One of the highlights of my week is Friday night Date Night, which basically consists on my husband and I having a takeaway whilst sitting on the sofa and watching a film on Netflix (we really know how to party now we are in our 30s and have children).  So since transitioning to a vegan diet I decided to ask on said facebook group, where I could get a decent vegan takeaway locally for my Friday night indulgences.  The first response was telling me that a Dominos pizza is vegan if you ask for it without the cheese.  My response?  If a cheeseless pizza is all I have to look forward to on a Friday night then I might just cry (First world problem I know but hey, a girl needs her junk food every now and again)  So I set about finding a way to jazz up a pizza to make it suitably slob-out worthy.
After reading the fabulous Keep it Vegan by Aine Carlin, I discovered a delicious alternative to sour cream made with cashew nuts and found that this, combined with a few blobs of dairy free pesto and a selection of pizza-worthy vegetables made a tremendous pizza that the cheesiest of cheese lovers would find appealing.
It really does hit all the right buttons and served with some chips a glass of wine you have a Friday night that any takeaway lover would fall for.
Here was my most recent offering:
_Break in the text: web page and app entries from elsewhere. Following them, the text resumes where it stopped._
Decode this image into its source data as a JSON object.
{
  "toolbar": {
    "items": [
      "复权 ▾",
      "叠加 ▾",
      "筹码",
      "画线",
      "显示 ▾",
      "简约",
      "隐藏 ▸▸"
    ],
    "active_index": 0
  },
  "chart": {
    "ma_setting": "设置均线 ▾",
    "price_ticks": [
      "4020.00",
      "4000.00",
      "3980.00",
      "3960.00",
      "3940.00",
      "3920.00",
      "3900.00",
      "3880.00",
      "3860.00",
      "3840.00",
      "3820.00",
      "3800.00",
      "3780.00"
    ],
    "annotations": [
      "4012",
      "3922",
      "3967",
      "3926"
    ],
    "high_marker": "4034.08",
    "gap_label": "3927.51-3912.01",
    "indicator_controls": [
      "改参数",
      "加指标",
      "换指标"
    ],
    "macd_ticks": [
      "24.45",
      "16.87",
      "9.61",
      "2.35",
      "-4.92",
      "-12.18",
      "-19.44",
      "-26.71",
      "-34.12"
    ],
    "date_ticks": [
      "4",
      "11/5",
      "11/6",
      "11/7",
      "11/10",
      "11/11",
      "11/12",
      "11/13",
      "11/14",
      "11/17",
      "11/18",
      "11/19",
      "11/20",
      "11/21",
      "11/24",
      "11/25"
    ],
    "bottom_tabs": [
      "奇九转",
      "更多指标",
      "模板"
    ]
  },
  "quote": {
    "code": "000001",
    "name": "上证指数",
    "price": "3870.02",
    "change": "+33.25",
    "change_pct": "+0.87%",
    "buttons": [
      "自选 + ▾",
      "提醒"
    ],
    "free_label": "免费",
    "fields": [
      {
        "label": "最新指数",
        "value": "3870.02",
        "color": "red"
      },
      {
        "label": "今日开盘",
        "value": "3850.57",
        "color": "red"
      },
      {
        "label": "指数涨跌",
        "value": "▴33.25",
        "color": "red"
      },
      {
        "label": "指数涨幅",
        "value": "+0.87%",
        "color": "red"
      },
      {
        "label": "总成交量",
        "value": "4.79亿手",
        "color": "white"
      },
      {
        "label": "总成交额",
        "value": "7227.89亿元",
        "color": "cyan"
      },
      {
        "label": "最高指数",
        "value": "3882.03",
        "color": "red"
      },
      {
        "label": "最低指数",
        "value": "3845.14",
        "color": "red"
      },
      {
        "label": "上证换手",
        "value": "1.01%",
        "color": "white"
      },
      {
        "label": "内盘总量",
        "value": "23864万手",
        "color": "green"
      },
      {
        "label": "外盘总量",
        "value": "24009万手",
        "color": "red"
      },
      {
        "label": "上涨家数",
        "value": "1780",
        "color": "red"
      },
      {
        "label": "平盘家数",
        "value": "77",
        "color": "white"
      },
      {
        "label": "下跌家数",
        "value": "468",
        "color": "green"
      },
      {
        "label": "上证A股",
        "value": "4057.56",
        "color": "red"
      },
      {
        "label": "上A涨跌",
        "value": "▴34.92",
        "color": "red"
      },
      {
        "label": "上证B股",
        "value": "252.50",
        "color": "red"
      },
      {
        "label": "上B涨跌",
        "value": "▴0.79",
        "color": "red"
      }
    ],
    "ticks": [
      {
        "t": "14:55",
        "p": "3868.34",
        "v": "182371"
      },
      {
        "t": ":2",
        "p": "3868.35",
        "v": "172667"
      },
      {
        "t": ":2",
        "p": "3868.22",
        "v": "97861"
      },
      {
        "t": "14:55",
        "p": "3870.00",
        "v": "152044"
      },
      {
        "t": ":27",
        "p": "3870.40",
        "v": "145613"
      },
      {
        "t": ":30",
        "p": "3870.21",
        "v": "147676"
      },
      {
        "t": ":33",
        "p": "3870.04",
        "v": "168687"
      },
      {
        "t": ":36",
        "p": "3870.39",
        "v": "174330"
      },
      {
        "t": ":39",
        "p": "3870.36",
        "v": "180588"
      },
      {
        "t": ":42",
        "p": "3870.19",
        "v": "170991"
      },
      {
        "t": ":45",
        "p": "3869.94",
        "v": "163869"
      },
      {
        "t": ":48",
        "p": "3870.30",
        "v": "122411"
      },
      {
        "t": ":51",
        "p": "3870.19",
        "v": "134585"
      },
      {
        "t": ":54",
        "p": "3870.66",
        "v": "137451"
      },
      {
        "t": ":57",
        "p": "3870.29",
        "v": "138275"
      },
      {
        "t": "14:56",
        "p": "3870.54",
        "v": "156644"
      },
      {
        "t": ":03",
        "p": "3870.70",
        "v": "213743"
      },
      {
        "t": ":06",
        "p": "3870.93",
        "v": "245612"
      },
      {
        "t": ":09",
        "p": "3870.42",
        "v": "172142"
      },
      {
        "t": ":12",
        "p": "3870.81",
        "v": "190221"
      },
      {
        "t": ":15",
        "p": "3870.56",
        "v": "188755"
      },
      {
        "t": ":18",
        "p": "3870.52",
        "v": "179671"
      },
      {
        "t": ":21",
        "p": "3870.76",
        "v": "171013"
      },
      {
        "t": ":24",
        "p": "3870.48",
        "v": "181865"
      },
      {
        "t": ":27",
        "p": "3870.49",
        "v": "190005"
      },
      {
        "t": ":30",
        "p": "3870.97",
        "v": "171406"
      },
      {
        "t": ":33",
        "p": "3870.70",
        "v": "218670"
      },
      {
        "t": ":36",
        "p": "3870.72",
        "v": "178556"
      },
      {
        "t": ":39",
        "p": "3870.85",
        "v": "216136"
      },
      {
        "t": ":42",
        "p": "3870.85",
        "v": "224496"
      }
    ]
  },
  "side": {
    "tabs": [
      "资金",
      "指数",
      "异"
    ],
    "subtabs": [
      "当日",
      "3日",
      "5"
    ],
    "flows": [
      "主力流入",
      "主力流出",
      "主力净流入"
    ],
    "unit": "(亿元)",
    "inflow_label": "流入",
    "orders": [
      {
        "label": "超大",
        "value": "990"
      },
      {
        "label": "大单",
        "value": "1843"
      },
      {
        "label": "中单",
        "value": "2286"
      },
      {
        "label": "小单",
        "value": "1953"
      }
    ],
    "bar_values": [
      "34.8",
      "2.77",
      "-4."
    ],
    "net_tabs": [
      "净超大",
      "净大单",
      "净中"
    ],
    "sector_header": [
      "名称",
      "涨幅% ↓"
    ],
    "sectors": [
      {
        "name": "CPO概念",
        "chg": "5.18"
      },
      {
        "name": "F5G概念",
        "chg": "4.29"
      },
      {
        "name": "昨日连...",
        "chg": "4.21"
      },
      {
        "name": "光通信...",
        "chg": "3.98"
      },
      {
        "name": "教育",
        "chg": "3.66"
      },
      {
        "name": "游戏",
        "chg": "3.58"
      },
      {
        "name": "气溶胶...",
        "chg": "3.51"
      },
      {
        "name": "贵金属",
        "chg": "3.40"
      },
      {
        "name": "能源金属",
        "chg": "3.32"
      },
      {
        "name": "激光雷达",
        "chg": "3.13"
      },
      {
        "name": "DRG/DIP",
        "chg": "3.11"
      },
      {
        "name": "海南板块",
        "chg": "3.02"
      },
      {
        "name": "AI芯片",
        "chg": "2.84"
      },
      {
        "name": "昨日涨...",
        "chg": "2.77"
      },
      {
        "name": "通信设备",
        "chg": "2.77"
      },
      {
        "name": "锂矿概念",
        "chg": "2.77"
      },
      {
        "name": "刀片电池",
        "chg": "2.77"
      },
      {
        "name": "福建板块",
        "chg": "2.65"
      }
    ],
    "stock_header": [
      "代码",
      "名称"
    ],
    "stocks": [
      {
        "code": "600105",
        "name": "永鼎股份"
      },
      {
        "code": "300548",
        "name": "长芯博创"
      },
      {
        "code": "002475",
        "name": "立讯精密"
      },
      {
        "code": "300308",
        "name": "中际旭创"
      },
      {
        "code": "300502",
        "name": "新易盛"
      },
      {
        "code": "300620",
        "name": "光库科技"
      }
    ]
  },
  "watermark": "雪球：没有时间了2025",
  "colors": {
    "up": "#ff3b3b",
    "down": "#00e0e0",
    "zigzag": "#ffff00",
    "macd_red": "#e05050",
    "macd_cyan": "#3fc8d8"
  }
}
Ready made pizza base (I used Nappolina pizza bases)
1 tbs ketchup,
1 tbs tomato puree,
1/2 tsp harrisa paste,
1 chopped mushroom,
1/4 sliced pepper,
1 piece sun-dried tomato,
1 marinated sweet pepper,
5 tsp dairy free pesto,
Cashew sour cream (recipe here)

Spread the sauces over the pizza base, place veggies on and dollops of cashew sour cream and pesto, cook at about 180 for 10 minutes, enjoy. 

Tuesday, 7 April 2015

Beautiful Easter Weekend

Really been loving the weather these last few days, haven't you? I was in need of some serious light therapy and it is doing no harm at all.  We lapped up the sun on Monday after a very chilly Easter Saturday hunting Easter eggs at Clandon House in Surrey and nondescript Easter Sunday. 
We spent the afternoon walking through the woods and lounging on the lawns of The Vyne, a National Trust property in Henley-Upon-Thames.  We are frequent visitors, but the light was especially beautiful this last Monday, it was so bright and made everything look really vivid, the green of all the new shoots coming up contrasting against a brilliant blue sky was stunning. 

These smelled absolutely amazing, it really pays to take the time to bend down and smell flowers.  Heavenly. 

A bit on impromptu breastfeeding, I don't often carry Biscuit on the front because I find it a bit of a strain on my back, but for the sake of some mobile breastfeeding I am willing to give it a go.

New blades of grass shooting through the layer of beech leaves,

It's really important to us that the boys get out into nature as much as possible, they learn so much and benefit from it is so many different ways. We love letting them get their hands (and knees and bums) dirty on a regular basis, and they seem to love it too. There was so much to explore in the woods, here they are examining a tree stump, Boris takes a particular interest in fungus. 

Hope you all had a gorgeous Easter weekend.